# WHAT TO PRODUCE
Find the lines in the records below that contain "battlenet", and report each of them.

··· RECORDS FOR THIS TASK

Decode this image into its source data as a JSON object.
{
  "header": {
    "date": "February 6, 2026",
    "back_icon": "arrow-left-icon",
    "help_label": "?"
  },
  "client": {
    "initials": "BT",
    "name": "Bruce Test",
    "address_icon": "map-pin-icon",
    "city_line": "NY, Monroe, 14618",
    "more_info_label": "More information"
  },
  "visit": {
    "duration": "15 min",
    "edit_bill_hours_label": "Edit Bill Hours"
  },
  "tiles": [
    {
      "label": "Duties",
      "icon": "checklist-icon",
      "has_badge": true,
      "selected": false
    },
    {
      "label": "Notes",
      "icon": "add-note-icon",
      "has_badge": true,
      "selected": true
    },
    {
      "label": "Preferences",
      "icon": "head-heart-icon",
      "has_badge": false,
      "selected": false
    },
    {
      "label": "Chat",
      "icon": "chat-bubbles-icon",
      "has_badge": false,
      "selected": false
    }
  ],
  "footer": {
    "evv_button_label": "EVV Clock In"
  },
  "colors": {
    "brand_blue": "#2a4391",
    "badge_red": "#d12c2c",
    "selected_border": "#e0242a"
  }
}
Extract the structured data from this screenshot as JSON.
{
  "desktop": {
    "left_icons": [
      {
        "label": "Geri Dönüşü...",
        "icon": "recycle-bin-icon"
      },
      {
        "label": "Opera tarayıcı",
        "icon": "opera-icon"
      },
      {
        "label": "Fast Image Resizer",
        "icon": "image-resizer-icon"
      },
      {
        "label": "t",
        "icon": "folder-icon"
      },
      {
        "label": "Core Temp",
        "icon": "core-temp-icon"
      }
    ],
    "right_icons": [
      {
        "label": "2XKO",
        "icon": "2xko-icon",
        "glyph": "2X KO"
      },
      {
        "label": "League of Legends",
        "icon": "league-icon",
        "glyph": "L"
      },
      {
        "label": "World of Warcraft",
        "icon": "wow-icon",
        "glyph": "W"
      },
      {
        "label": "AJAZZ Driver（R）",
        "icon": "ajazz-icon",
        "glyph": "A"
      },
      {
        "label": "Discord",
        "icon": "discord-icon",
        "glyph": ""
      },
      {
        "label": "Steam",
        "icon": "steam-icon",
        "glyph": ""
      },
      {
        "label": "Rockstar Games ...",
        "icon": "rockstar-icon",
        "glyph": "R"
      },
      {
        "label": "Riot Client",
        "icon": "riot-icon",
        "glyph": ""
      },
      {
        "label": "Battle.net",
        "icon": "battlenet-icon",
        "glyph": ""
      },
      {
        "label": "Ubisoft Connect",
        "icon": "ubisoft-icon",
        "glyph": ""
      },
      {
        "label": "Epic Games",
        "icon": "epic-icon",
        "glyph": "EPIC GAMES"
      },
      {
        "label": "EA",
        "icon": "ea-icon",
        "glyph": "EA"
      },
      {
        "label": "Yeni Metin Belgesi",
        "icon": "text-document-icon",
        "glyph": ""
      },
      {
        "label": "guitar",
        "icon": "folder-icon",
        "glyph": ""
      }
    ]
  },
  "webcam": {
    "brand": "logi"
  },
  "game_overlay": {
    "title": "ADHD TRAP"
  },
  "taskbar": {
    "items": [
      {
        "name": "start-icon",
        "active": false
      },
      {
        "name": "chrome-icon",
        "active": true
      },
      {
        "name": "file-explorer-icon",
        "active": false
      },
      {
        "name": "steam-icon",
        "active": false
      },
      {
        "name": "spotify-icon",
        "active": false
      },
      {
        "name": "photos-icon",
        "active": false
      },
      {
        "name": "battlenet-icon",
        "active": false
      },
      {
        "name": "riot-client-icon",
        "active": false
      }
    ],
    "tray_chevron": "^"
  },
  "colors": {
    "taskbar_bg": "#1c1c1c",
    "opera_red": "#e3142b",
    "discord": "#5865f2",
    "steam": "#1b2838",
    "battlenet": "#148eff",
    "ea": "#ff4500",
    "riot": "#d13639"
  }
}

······

# ANSWER BOX
        "icon": "battlenet-icon",
        "name": "battlenet-icon",
    "battlenet": "#148eff",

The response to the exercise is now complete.